Return every line below exactly as written.

------------------------------

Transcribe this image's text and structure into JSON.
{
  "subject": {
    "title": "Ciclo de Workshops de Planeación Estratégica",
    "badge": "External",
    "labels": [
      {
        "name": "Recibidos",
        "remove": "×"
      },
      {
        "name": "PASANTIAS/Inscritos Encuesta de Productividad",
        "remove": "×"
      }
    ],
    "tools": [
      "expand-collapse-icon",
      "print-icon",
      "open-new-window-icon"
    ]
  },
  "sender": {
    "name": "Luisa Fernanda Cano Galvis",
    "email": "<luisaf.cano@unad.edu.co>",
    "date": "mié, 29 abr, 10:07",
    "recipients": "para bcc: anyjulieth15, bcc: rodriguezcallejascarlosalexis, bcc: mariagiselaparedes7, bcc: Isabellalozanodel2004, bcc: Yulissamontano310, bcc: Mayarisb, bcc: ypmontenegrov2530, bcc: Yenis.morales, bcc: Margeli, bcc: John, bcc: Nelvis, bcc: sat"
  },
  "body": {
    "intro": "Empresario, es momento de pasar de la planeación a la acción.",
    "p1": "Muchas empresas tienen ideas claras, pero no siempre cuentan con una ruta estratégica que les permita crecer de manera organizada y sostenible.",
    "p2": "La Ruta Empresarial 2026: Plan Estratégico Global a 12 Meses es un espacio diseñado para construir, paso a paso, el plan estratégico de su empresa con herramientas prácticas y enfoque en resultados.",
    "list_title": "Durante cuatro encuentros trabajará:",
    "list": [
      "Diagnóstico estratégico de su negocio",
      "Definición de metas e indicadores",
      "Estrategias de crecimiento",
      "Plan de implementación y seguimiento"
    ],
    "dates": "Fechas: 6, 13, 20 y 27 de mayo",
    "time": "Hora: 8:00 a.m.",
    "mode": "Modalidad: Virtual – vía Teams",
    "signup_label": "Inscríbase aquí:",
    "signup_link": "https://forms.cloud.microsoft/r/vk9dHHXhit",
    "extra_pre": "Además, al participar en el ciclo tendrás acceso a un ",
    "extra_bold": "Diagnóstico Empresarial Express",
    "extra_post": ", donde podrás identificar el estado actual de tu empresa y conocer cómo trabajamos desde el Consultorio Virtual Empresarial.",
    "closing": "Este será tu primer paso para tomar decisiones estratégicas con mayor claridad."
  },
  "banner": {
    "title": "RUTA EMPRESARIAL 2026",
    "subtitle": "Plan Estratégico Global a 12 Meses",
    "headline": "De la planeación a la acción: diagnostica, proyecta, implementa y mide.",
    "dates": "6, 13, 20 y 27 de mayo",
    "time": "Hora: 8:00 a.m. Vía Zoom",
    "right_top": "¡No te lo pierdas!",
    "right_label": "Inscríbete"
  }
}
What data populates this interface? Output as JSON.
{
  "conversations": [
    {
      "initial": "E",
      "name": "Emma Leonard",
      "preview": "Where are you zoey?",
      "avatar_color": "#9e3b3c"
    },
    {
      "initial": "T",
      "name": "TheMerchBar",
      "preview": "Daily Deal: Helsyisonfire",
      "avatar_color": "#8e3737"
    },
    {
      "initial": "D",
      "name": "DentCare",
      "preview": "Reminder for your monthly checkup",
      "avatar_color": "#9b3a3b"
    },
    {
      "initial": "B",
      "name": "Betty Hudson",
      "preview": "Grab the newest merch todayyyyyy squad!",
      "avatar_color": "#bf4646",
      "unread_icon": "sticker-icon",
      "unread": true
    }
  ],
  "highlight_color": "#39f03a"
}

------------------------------

> [Answer box]:
Transcribe this image's text and structure into JSON.
{
  "subject": {
    "title": "Ciclo de Workshops de Planeación Estratégica",
    "badge": "External",
    "labels": [
      {
        "name": "Recibidos",
        "remove": "×"
      },
      {
        "name": "PASANTIAS/Inscritos Encuesta de Productividad",
        "remove": "×"
      }
    ],
    "tools": [
      "expand-collapse-icon",
      "print-icon",
      "open-new-window-icon"
    ]
  },
  "sender": {
    "name": "Luisa Fernanda Cano Galvis",
    "email": "<luisaf.cano@unad.edu.co>",
    "date": "mié, 29 abr, 10:07",
    "recipients": "para bcc: anyjulieth15, bcc: rodriguezcallejascarlosalexis, bcc: mariagiselaparedes7, bcc: Isabellalozanodel2004, bcc: Yulissamontano310, bcc: Mayarisb, bcc: ypmontenegrov2530, bcc: Yenis.morales, bcc: Margeli, bcc: John, bcc: Nelvis, bcc: sat"
  },
  "body": {
    "intro": "Empresario, es momento de pasar de la planeación a la acción.",
    "p1": "Muchas empresas tienen ideas claras, pero no siempre cuentan con una ruta estratégica que les permita crecer de manera organizada y sostenible.",
    "p2": "La Ruta Empresarial 2026: Plan Estratégico Global a 12 Meses es un espacio diseñado para construir, paso a paso, el plan estratégico de su empresa con herramientas prácticas y enfoque en resultados.",
    "list_title": "Durante cuatro encuentros trabajará:",
    "list": [
      "Diagnóstico estratégico de su negocio",
      "Definición de metas e indicadores",
      "Estrategias de crecimiento",
      "Plan de implementación y seguimiento"
    ],
    "dates": "Fechas: 6, 13, 20 y 27 de mayo",
    "time": "Hora: 8:00 a.m.",
    "mode": "Modalidad: Virtual – vía Teams",
    "signup_label": "Inscríbase aquí:",
    "signup_link": "https://forms.cloud.microsoft/r/vk9dHHXhit",
    "extra_pre": "Además, al participar en el ciclo tendrás acceso a un ",
    "extra_bold": "Diagnóstico Empresarial Express",
    "extra_post": ", donde podrás identificar el estado actual de tu empresa y conocer cómo trabajamos desde el Consultorio Virtual Empresarial.",
    "closing": "Este será tu primer paso para tomar decisiones estratégicas con mayor claridad."
  },
  "banner": {
    "title": "RUTA EMPRESARIAL 2026",
    "subtitle": "Plan Estratégico Global a 12 Meses",
    "headline": "De la planeación a la acción: diagnostica, proyecta, implementa y mide.",
    "dates": "6, 13, 20 y 27 de mayo",
    "time": "Hora: 8:00 a.m. Vía Zoom",
    "right_top": "¡No te lo pierdas!",
    "right_label": "Inscríbete"
  }
}
What data populates this interface? Output as JSON.
{
  "conversations": [
    {
      "initial": "E",
      "name": "Emma Leonard",
      "preview": "Where are you zoey?",
      "avatar_color": "#9e3b3c"
    },
    {
      "initial": "T",
      "name": "TheMerchBar",
      "preview": "Daily Deal: Helsyisonfire",
      "avatar_color": "#8e3737"
    },
    {
      "initial": "D",
      "name": "DentCare",
      "preview": "Reminder for your monthly checkup",
      "avatar_color": "#9b3a3b"
    },
    {
      "initial": "B",
      "name": "Betty Hudson",
      "preview": "Grab the newest merch todayyyyyy squad!",
      "avatar_color": "#bf4646",
      "unread_icon": "sticker-icon",
      "unread": true
    }
  ],
  "highlight_color": "#39f03a"
}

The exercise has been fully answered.